Azimuth Section #1
The azimuth section is a simple ring manufactured from 3 layers of 25mm ply laminated together provides all the support necessary for the OTA. Essentially it is a 70x75mm (3"x3") solid circular beam with a Laminpanel plate on the bottom (which in theory should make it stiffer, but not really necessary). Originally my design was just a ring with no center pin, but as it came together there was really no reason not to put a thin plate on the bottom, so I did, mainly because the plate adds another barrier to creepy crawlies.
The most difficult bit to do was cutting the altitude bearing recesses. Several reasons. First there was no straight edges to work from, and at the time no bottom plate with a center point either. Second I didn't have a tool that could make the cut in a single set up. And third I didn't take enough care building a jig and relied too much on measuring, clamping, unclamping, marking and realigning everything to marks. Consequently the cuts didn't align as well as I expected and needed some rework.
Mounted in jig from behind

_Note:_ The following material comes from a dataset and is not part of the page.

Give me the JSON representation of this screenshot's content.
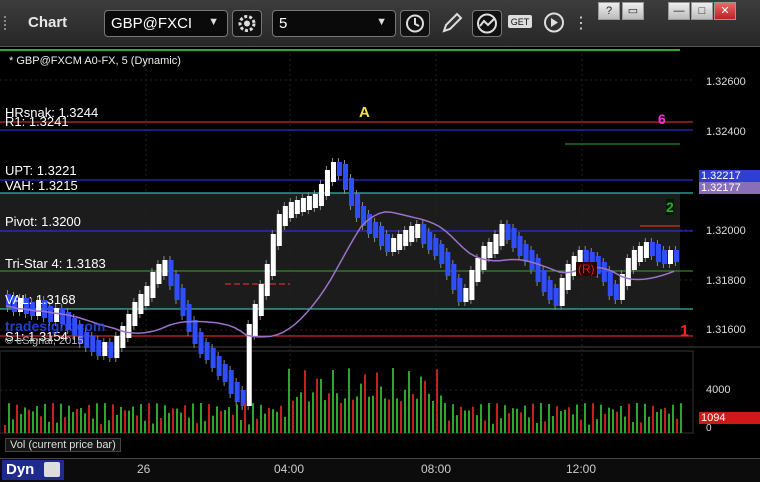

Jig from front showing angle grinder with 4" saw blade mounted in jig
This is about as dodgy and vicious as it looks. I had to take the guard off to use it and was terrified it would bite and grab and do something really evil. In practice it was as smooth and easy to use, gave no hint of grabbing, and I just shaved the job a few millimeters at a time. This involved lifting the entire cutting assembly to slide up its defining point and then slowly let gravity work its way down slice after slice. Unfortunately with only a 4" cutting blade it soon interfered, hence the step cut to clear space. This meant I had to locate the job 4 times and the saw 4 times, which is not a recipe for repeatability and precision.
So the lessons learned for next time were:-
1. take the trouble to make a very good jig - much better than the photos show
2. buy a 6" angle grinder and saw blade
3. build a better safer jig for the saw
I would also think about hogging most of the material out on the tablesaw with a dado set beforehand, and just using the swinging angle grinder jig to fair the final shape.